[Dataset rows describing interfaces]
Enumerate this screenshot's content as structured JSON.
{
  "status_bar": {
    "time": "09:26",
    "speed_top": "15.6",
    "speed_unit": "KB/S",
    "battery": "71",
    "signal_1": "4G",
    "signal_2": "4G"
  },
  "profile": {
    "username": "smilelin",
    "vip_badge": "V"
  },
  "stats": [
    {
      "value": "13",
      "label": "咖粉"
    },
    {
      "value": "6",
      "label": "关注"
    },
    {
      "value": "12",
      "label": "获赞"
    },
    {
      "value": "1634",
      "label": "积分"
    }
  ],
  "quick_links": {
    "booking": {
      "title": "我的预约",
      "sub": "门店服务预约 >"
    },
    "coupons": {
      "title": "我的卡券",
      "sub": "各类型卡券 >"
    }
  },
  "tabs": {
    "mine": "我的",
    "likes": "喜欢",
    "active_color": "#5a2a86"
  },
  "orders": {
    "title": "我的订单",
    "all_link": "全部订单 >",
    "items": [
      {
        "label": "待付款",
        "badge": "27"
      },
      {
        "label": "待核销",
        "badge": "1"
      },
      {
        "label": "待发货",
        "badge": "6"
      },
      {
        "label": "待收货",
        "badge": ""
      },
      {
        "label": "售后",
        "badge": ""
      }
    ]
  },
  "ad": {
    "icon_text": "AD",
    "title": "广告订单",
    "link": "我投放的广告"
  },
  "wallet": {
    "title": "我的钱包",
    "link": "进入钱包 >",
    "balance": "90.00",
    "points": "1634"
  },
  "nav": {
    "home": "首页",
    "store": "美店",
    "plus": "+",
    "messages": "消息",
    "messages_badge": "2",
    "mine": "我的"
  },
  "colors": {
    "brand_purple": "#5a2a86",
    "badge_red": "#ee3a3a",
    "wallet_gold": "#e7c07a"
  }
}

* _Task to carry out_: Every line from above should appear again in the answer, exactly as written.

* _Answer for this exercise_:
Enumerate this screenshot's content as structured JSON.
{
  "status_bar": {
    "time": "09:26",
    "speed_top": "15.6",
    "speed_unit": "KB/S",
    "battery": "71",
    "signal_1": "4G",
    "signal_2": "4G"
  },
  "profile": {
    "username": "smilelin",
    "vip_badge": "V"
  },
  "stats": [
    {
      "value": "13",
      "label": "咖粉"
    },
    {
      "value": "6",
      "label": "关注"
    },
    {
      "value": "12",
      "label": "获赞"
    },
    {
      "value": "1634",
      "label": "积分"
    }
  ],
  "quick_links": {
    "booking": {
      "title": "我的预约",
      "sub": "门店服务预约 >"
    },
    "coupons": {
      "title": "我的卡券",
      "sub": "各类型卡券 >"
    }
  },
  "tabs": {
    "mine": "我的",
    "likes": "喜欢",
    "active_color": "#5a2a86"
  },
  "orders": {
    "title": "我的订单",
    "all_link": "全部订单 >",
    "items": [
      {
        "label": "待付款",
        "badge": "27"
      },
      {
        "label": "待核销",
        "badge": "1"
      },
      {
        "label": "待发货",
        "badge": "6"
      },
      {
        "label": "待收货",
        "badge": ""
      },
      {
        "label": "售后",
        "badge": ""
      }
    ]
  },
  "ad": {
    "icon_text": "AD",
    "title": "广告订单",
    "link": "我投放的广告"
  },
  "wallet": {
    "title": "我的钱包",
    "link": "进入钱包 >",
    "balance": "90.00",
    "points": "1634"
  },
  "nav": {
    "home": "首页",
    "store": "美店",
    "plus": "+",
    "messages": "消息",
    "messages_badge": "2",
    "mine": "我的"
  },
  "colors": {
    "brand_purple": "#5a2a86",
    "badge_red": "#ee3a3a",
    "wallet_gold": "#e7c07a"
  }
}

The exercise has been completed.